*Task to complete*:
Gather all lines from the material that contain the word "Planning".

┌──

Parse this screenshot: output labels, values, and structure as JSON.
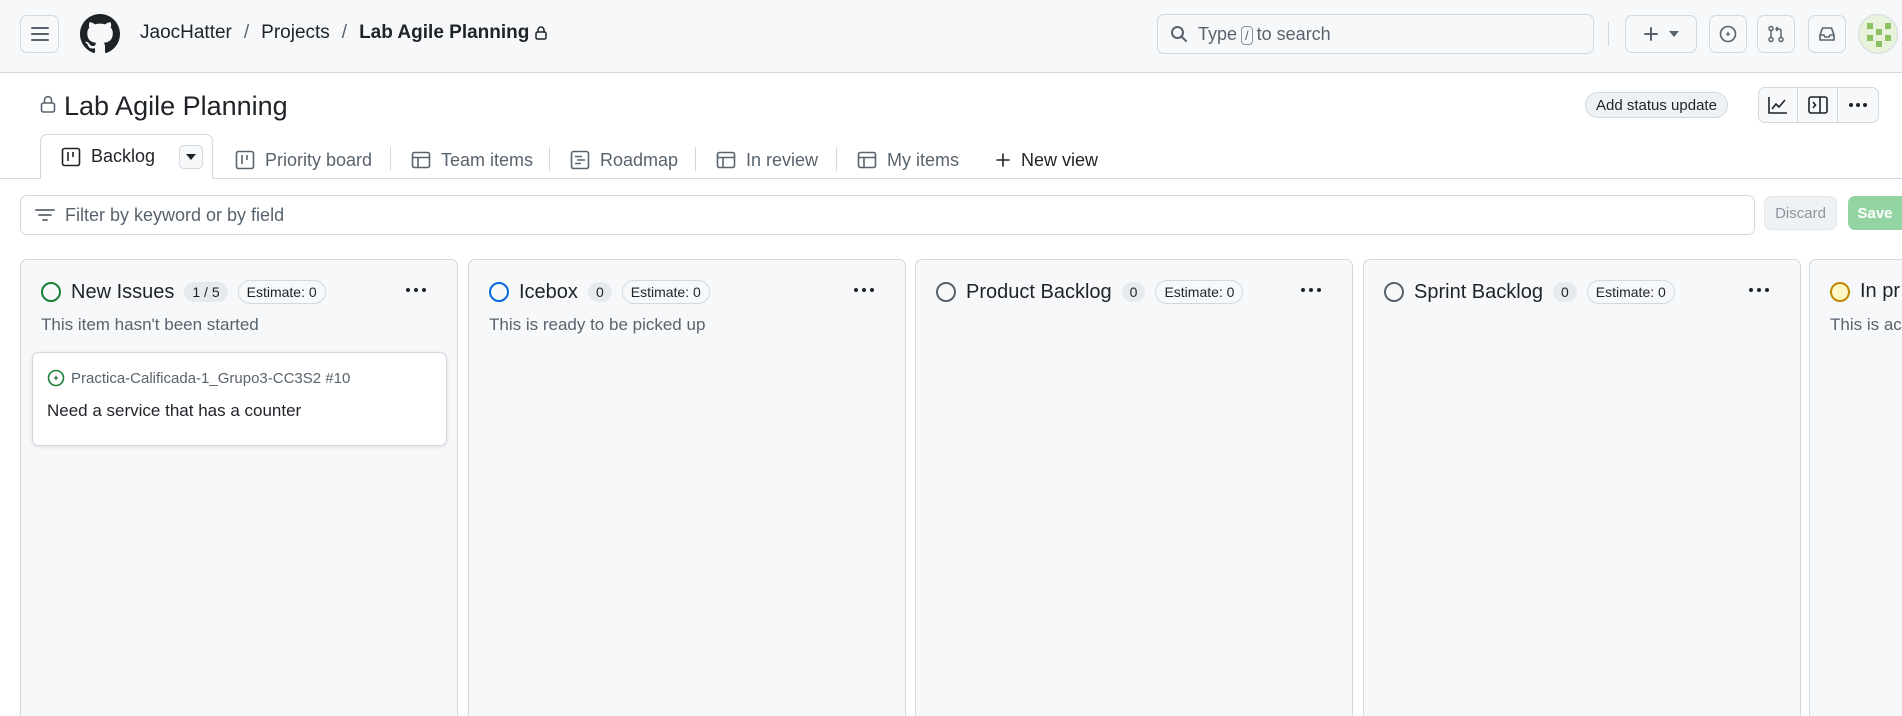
{
  "breadcrumb": {
    "owner": "JaocHatter",
    "projects": "Projects",
    "current": "Lab Agile Planning"
  },
  "search": {
    "prefix": "Type",
    "key": "/",
    "suffix": "to search"
  },
  "project": {
    "title": "Lab Agile Planning",
    "status_update_label": "Add status update"
  },
  "tabs": [
    {
      "label": "Backlog"
    },
    {
      "label": "Priority board"
    },
    {
      "label": "Team items"
    },
    {
      "label": "Roadmap"
    },
    {
      "label": "In review"
    },
    {
      "label": "My items"
    }
  ],
  "new_view_label": "New view",
  "filter": {
    "placeholder": "Filter by keyword or by field",
    "discard_label": "Discard",
    "save_label": "Save"
  },
  "columns": [
    {
      "name": "New Issues",
      "count": "1 / 5",
      "estimate": "Estimate: 0",
      "description": "This item hasn't been started",
      "status_color": "#1a7f37",
      "cards": [
        {
          "repo": "Practica-Calificada-1_Grupo3-CC3S2 #10",
          "title": "Need a service that has a counter"
        }
      ]
    },
    {
      "name": "Icebox",
      "count": "0",
      "estimate": "Estimate: 0",
      "description": "This is ready to be picked up",
      "status_color": "#0969da"
    },
    {
      "name": "Product Backlog",
      "count": "0",
      "estimate": "Estimate: 0",
      "description": "",
      "status_color": "#59636e"
    },
    {
      "name": "Sprint Backlog",
      "count": "0",
      "estimate": "Estimate: 0",
      "description": "",
      "status_color": "#59636e"
    },
    {
      "name": "In pr",
      "description": "This is act",
      "status_color": "#bf8700"
    }
  ],
  "icons": [
    "menu-icon",
    "github-logo-icon",
    "lock-icon",
    "search-icon",
    "plus-icon",
    "triangle-down-icon",
    "issue-opened-icon",
    "git-pull-request-icon",
    "inbox-icon",
    "graph-icon",
    "sidebar-expand-icon",
    "kebab-horizontal-icon",
    "project-board-icon",
    "table-icon",
    "roadmap-icon",
    "filter-icon"
  ]
}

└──

*Task answer*:
    "current": "Lab Agile Planning"
    "title": "Lab Agile Planning",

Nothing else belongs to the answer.